How many thousands of teachers and parents are familiar with the Miskin phonics system we use today? Most mornings I dig out my laminated set II cards and begin an English lesson with ‘OY, OY, TOY FOR A BOY’ focusing on all the OY sounding words. If you thought this was a relatively new system (like I did) then you would be mistaken.
I was browsing though an online version of the Orbis Sensualium Pictus (1705), apparently the first children’s picture book, when I found a curious phonics guide tucked in amongst the other essential early 18th century primary school skills like ‘brewing beer!’ and ‘slaughtering animals!’ The chapter begins with a solemn discussion between a teacher and his student which is delivered in both English and Latin.
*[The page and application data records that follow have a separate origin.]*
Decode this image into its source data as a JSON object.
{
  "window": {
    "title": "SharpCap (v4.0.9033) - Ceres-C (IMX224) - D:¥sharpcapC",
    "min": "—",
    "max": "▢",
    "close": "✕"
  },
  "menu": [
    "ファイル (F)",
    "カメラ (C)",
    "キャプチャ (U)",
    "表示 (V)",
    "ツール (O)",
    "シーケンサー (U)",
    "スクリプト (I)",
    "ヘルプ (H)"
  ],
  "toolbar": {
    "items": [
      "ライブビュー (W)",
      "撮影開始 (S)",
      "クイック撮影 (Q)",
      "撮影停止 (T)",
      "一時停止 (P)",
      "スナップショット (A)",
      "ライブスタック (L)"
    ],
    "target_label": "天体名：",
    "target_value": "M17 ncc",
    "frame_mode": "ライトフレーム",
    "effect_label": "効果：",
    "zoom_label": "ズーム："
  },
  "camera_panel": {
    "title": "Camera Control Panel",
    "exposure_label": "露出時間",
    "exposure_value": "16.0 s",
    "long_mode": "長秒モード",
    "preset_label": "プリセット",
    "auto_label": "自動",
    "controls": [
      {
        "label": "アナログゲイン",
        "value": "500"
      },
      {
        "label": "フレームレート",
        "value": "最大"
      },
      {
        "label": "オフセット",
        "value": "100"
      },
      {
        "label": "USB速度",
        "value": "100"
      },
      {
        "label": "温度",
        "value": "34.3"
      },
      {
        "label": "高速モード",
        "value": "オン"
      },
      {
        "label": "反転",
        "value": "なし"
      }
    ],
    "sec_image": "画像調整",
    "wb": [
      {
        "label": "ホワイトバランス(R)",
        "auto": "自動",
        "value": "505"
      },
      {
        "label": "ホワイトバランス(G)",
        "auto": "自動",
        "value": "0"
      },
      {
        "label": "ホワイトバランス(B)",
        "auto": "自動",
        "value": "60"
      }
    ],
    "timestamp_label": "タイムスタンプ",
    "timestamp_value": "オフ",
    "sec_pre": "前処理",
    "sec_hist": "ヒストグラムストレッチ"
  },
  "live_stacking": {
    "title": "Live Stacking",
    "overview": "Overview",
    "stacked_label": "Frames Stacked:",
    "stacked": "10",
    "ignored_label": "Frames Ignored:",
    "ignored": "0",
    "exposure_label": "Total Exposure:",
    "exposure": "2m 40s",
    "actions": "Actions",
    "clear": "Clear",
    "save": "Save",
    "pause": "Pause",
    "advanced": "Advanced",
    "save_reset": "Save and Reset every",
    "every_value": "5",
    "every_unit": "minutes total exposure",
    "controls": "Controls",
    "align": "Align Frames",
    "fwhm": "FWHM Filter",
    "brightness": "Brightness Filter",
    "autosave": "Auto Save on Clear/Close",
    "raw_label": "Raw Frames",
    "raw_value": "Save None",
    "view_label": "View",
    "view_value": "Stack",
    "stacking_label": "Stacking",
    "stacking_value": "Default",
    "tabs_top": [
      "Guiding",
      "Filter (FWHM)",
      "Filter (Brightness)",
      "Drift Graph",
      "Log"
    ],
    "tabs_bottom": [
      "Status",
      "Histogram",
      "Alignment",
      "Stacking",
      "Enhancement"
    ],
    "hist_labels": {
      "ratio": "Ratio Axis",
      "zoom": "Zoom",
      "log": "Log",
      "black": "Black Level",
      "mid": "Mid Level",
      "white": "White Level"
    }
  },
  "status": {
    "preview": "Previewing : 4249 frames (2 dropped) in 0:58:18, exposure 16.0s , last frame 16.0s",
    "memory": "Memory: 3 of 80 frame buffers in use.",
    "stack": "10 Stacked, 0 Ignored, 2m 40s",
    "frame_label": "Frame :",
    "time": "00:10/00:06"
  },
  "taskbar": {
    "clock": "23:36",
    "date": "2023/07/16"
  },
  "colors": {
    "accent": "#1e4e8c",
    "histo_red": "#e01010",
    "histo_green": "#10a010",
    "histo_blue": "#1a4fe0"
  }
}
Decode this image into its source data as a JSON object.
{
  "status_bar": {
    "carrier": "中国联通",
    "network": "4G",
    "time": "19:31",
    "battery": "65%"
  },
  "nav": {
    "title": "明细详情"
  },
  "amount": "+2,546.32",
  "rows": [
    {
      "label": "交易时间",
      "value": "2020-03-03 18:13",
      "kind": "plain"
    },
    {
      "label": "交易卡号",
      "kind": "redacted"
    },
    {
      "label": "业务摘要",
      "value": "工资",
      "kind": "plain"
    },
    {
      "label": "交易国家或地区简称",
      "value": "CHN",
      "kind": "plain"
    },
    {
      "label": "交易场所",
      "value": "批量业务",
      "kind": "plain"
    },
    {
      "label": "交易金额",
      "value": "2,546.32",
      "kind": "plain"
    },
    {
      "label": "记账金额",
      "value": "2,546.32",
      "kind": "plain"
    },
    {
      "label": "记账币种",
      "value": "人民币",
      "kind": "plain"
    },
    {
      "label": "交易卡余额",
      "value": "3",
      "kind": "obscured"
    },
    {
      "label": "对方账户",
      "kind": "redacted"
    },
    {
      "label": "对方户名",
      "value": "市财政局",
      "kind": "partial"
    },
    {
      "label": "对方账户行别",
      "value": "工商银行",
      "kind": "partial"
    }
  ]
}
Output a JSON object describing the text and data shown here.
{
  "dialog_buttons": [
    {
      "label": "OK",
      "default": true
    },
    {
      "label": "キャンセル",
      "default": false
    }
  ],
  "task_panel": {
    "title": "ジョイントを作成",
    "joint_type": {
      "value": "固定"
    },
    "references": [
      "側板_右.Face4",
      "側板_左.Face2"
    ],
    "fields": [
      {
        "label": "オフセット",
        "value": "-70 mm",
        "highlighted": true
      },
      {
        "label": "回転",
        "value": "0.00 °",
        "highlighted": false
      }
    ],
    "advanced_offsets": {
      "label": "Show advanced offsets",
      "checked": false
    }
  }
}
As my dear readers are obviously proficient in Latin I will give their discourse in English:
Teacher: ‘come boy, learn to be wise!’ Boy: ‘what does this mean to be wise?’. Teacher: ‘to understand rightly, to do rightly, and to speak out rightly, all that are necessary’. Boy: ‘Who will teach me this?’ Teacher: ‘I, by God’s help’. Boy: ‘How?’ Teacher: ‘I will guide thee throw all. I will shew thee all. I will name thee all’. Boy: ‘See, here I am; lead me in the name of God’. Teacher: ‘Before all things, thou oughtest to learn the plain sounds, of which man’s speech confideth’:
I will definitely be trying out this 300 year old method tomorrow morning when we are doing our ‘K’ sounds: anas tetrinnit, Kha kha, the duck quaketh.